Imagine an "R" rated "Lassie" by way of "Spartacus." That's Kornél Mundruczó's "White God," a brutal but stirring fantasy about street dogs rising up against…
Who would have guessed Dwayne “The Rock” Johnson would deliver the best work of his career playing a guy who squares off against a pack of small-time street thugs — and winds up face down on the ground, his mug bloodied and his wallet gone.
You know, the kind of thing that would happen in real life when it's four against one, even if that one is an imposing hulk who looks like he's wearing a padded superhero suit under his shirt and jacket.
For at least the first half of “Snitch,” I kept waiting for the Big Reveal to inform us that Johnson's law-abiding, self-made trucker businessman character John Matthews was once a deadly one-man wrecking crew CIA operative who went rogue. Or perhaps he was a reformed assassin now trying to live the quiet life with his beautiful second wife (Nadine Velazquez, the flight attendant in “Flight”). Maybe that happens and maybe it doesn't, “Snitch” keeps you off-balance and guessing throughout its thoroughly involving if occasional jaw-droppingly implausible developments.

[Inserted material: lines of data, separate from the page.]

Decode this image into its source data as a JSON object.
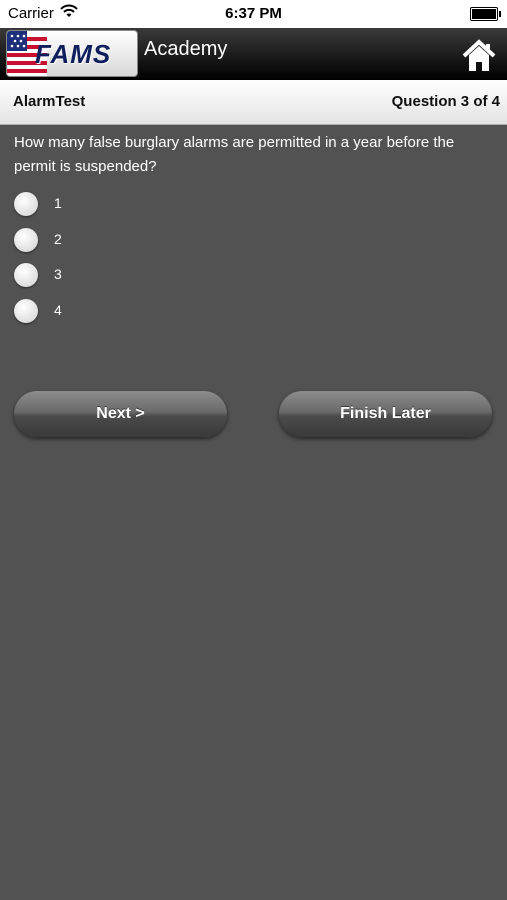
{
  "status_bar": {
    "carrier": "Carrier",
    "time": "6:37 PM"
  },
  "header": {
    "logo_text": "FAMS",
    "title": "Academy",
    "home_icon": "home-icon"
  },
  "sub_header": {
    "quiz_name": "AlarmTest",
    "question_counter": "Question 3 of 4"
  },
  "question": {
    "text": "How many false burglary alarms are permitted in a year before the permit is suspended?",
    "options": [
      "1",
      "2",
      "3",
      "4"
    ]
  },
  "actions": {
    "next_label": "Next >",
    "finish_later_label": "Finish Later"
  },
  "colors": {
    "background": "#525252",
    "header": "#000000",
    "logo_text": "#0f1f5e"
  }
}
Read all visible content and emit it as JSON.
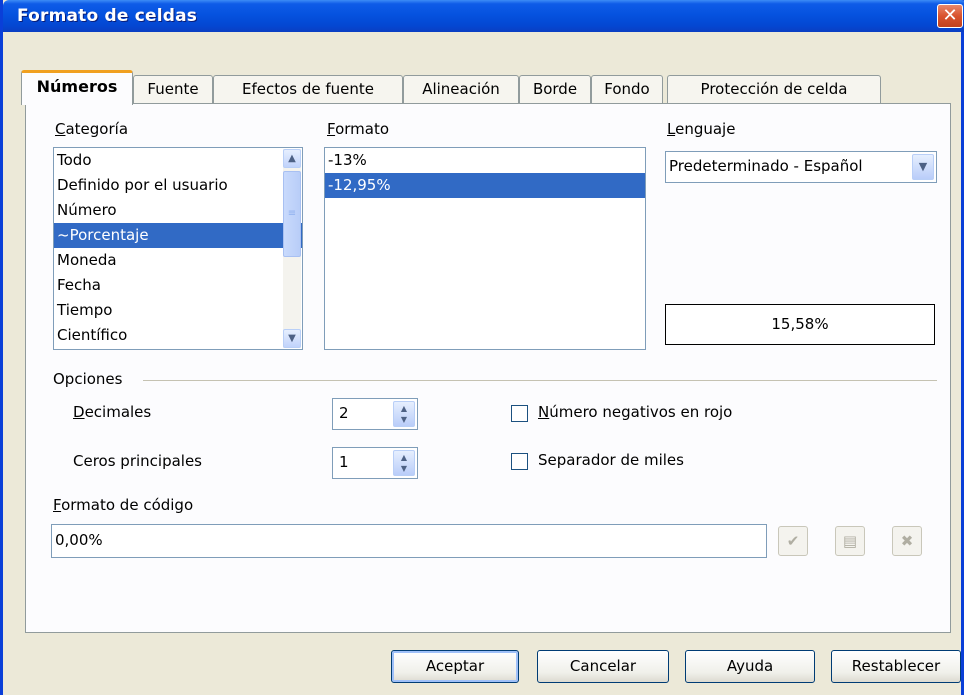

Directed with impressive action style and a surprisingly gifted touch for family emotions by longtime stuntman Ric Roman Waugh, “Snitch” relies on the well-worn cliche of the mildly rebellious teenage son who still resents his dad for leaving him and his mom for a younger wife and a new family. Rafi Gavron does nice work as John's son, Jason, who foolishly accepts an overnight delivery of a big bag of ecstasy from his idiot friend and quickly finds himself locked in federal prison, facing a minimum of 10 years and seemingly daily beatings and abuse from hard-core inmates.
This is when “Snitch” asks us to take our first and longest leap of faith. When John tells the ambitious U.S. attorney (who of course is running for U.S. Congress) Joanne Keeghan (Susan Sarandon) he'll do anything to spare his son, she tells him there's only one way — if John can land a bigger fish, she'll drastically reduce or even commute his son's sentence.

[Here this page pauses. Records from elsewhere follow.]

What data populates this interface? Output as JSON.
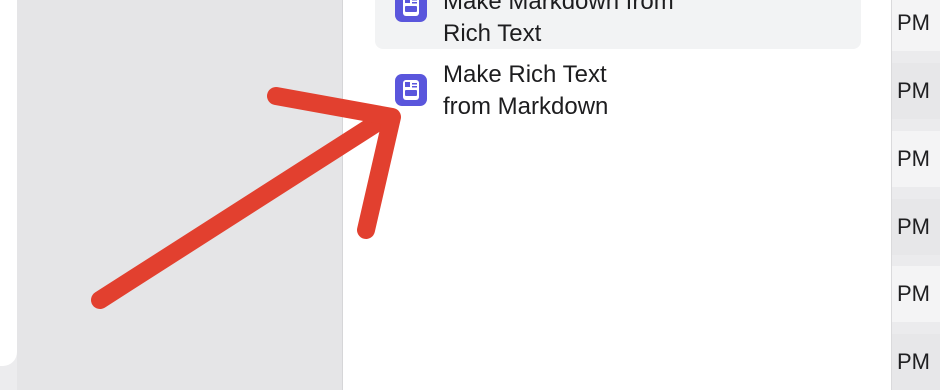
{
  "actions": [
    {
      "icon": "rich-text-icon",
      "line1": "Make Markdown from",
      "line2": "Rich Text"
    },
    {
      "icon": "rich-text-icon",
      "line1": "Make Rich Text",
      "line2": "from Markdown"
    }
  ],
  "time_column": [
    "PM",
    "PM",
    "PM",
    "PM",
    "PM",
    "PM"
  ],
  "annotation": {
    "icon": "red-arrow-icon",
    "color": "#e2402f"
  }
}
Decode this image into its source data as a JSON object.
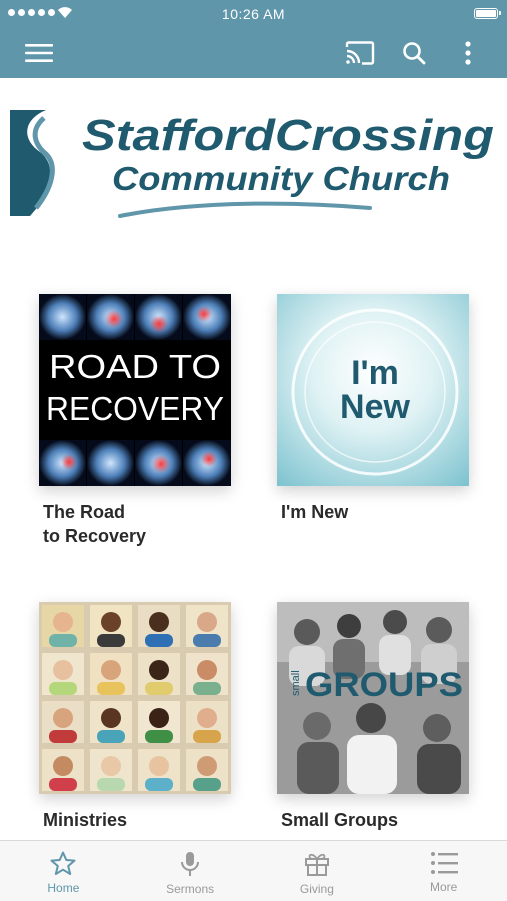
{
  "status_bar": {
    "time": "10:26 AM"
  },
  "nav": {
    "menu_icon": "hamburger-icon",
    "cast_icon": "cast-icon",
    "search_icon": "search-icon",
    "more_icon": "more-vertical-icon"
  },
  "logo": {
    "line1": "StaffordCrossing",
    "line2": "Community Church"
  },
  "tiles": [
    {
      "label": "The Road\nto Recovery",
      "art_text": [
        "ROAD TO",
        "RECOVERY"
      ]
    },
    {
      "label": "I'm New",
      "art_text": [
        "I'm",
        "New"
      ]
    },
    {
      "label": "Ministries"
    },
    {
      "label": "Small Groups",
      "art_text": [
        "small",
        "GROUPS"
      ]
    }
  ],
  "tabs": [
    {
      "label": "Home",
      "icon": "star-icon",
      "active": true
    },
    {
      "label": "Sermons",
      "icon": "microphone-icon"
    },
    {
      "label": "Giving",
      "icon": "gift-icon"
    },
    {
      "label": "More",
      "icon": "list-icon"
    }
  ],
  "colors": {
    "accent": "#5f96aa",
    "logo_dark": "#1f5a6e",
    "logo_light": "#5f96aa"
  }
}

This premise is based on fact: If you're busted on a felony drug charge, there are instances where you can bargain your way to a reduced sentence or freedom if you turn snitch and help land a major player in a cartel. But believability is stretched to the breaking point as John gets in deeper and deeper, planning and executing operations that would test Donnie Brasco's mettle and experience. And why does every drug dealer from a local Missouri thug (Michael K. Williams, Chalky on “Boardwalk Empire”) to a legendary cartel operative known as El Topo (“The Mole,” played by Benjamin Bratt) seem so quick to accept John's help? Sure, he's got convenient access to big rigs, perfect for hauling and hiding drugs, but could it be that hard to buy some trucks if you're rolling in blow dough?
What makes “Snitch” relatively effective is the lack of action solutions to every problem. Don't get me wrong, there are plenty of shootouts and car chases, but despite the insanely large build that never draws a comment from a single character, John is almost always the least intimidating and lethal character in any given scene. (Except maybe — maybe — when Matthews is dealing with his wife, who is NOT thrilled to learn he hasn't been spending his nights working late at the office.)
Everyone is excellent, notably Barry Pepper as a DEA agent with unfortunate facial hair and loyalties we sometimes question, and Jon Bernthal (late of “The Walking Dead”) as a two-time convict who gets duped by John into becoming his partner. In a mostly non-physical part that could have been played by anyone from Edward Norton to Anthony Mackie to Liev Schreiber, Johnson doesn't exactly cover the gamut of emotions flawlessly, but he's comfortable and natural onscreen. In scenes with Oscar winner Sarandon and Emmy winner Pepper, he's better than OK.
To the very end, “Snitch” almost dares you to chuckle under your breath or at least ask some pointed questions. Even the resolution left me with one “wait a minute!” problem that seemed to have eluded every character in the film.
Still, this movie executes two missions: A) to entertain us; and B) to put some big exclamation points on a couple of messages about certain drug laws in this country in need of a thorough re-examination.
A film teacher looks back on "The Breakfast Club," partly through the eyes of her students.
The conversation about Woody Allen's personal and professional lives intertwining continues, but to what end?
As we mourn Abrams’ macho Star Trek obliteration, it’s a good time to revisit that most Star Trek-ian of accomplishme...
A piece on the use of animals in film in light of "White God".